Odor control is often a concern for swine operations, and one of the methods proven to reduce odor is the use of a biofilter. A biofilter is a bed of organic material through which odorous air is passed. Read entire article
Odor Reduction by Ozonating Swine Waste
At the east end of the MSU Swine Research and Teaching Facility, there is a small out-building that houses equipment that can improve the offensive odor associated with applying accumulated swine waste to the nearby cropland. Read entire article
Manure - What Makes it Stink?
The problem of odors from manure on farms has been around for a long time. But in recent years there have been an increasing number of complaints about odors emanating from animal producing farms.Read entire article
Ventilation and Animal Health
Barn ventilation is often associated with animal respiratory health. But ventilation—directly and indirectly—impacts many other aspects of animal health as well. Good ventilation in the freestall area of the lactating cow barn helps to keep bedding dry, a factor in favor of good udder health. Read entire article
Developing Computer Modeling Tools To Improve Water Quality
in Agricultural Watersheds
Michigan has an abundant and diverse supply of freshwater due to its unique geographical location within the Great Lakes Region. These waters provide a wealth of resources for the diverse agricultural, industrial, and recreational activities of the state. Read entire article
Impacts of Air Emissions on Michigan Communities

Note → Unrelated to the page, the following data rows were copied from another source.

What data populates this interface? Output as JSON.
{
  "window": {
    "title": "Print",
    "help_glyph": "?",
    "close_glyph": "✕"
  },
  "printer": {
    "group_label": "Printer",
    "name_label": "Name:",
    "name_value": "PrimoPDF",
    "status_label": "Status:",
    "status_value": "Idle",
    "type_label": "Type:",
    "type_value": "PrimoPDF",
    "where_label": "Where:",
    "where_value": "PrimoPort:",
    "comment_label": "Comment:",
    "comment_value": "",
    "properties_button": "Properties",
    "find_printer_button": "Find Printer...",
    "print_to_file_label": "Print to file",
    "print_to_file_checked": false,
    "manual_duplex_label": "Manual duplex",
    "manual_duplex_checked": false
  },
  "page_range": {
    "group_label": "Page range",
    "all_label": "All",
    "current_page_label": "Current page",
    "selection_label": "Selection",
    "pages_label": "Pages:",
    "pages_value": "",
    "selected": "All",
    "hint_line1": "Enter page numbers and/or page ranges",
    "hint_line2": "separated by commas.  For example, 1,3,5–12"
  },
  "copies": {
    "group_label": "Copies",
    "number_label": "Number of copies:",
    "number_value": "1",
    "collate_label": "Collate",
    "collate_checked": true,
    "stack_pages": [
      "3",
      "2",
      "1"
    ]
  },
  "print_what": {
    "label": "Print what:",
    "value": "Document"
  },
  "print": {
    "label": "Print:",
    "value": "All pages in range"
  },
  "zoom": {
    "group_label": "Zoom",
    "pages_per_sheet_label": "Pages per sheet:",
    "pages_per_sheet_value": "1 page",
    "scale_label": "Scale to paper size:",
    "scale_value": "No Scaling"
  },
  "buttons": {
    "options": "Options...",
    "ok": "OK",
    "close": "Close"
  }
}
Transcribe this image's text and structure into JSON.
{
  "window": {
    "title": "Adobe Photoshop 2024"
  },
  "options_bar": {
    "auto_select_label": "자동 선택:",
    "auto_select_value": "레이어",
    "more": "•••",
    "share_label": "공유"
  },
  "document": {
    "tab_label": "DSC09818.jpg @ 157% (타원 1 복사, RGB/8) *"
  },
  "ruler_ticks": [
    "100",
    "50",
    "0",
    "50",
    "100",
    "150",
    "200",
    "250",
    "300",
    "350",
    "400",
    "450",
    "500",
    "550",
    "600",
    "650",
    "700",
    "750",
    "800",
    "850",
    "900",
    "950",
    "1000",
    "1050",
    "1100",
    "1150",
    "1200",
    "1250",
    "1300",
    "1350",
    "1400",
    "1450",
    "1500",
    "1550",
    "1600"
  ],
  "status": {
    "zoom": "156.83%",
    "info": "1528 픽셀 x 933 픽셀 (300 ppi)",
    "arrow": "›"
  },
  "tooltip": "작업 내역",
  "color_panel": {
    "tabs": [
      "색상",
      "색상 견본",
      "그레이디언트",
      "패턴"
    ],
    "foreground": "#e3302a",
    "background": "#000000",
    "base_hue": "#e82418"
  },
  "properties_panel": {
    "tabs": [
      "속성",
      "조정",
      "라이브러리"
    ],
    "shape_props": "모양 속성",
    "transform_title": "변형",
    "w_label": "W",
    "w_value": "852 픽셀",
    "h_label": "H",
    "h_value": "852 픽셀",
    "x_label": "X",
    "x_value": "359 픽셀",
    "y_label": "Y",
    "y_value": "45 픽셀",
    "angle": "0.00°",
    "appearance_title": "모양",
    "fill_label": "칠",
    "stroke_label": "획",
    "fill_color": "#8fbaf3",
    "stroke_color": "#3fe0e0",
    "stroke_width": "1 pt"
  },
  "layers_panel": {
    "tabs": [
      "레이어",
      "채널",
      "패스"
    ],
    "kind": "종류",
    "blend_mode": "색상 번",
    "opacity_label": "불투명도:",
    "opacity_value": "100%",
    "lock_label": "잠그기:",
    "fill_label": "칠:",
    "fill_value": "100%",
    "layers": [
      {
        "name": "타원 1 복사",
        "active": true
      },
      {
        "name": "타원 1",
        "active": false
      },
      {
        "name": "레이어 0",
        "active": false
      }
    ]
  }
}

Potential health impacts of livestock and poultry farms on nearby residents is an issue that livestock and poultry industries have faced nationally, though the topic is dealt with primarily at the local level. Read entire article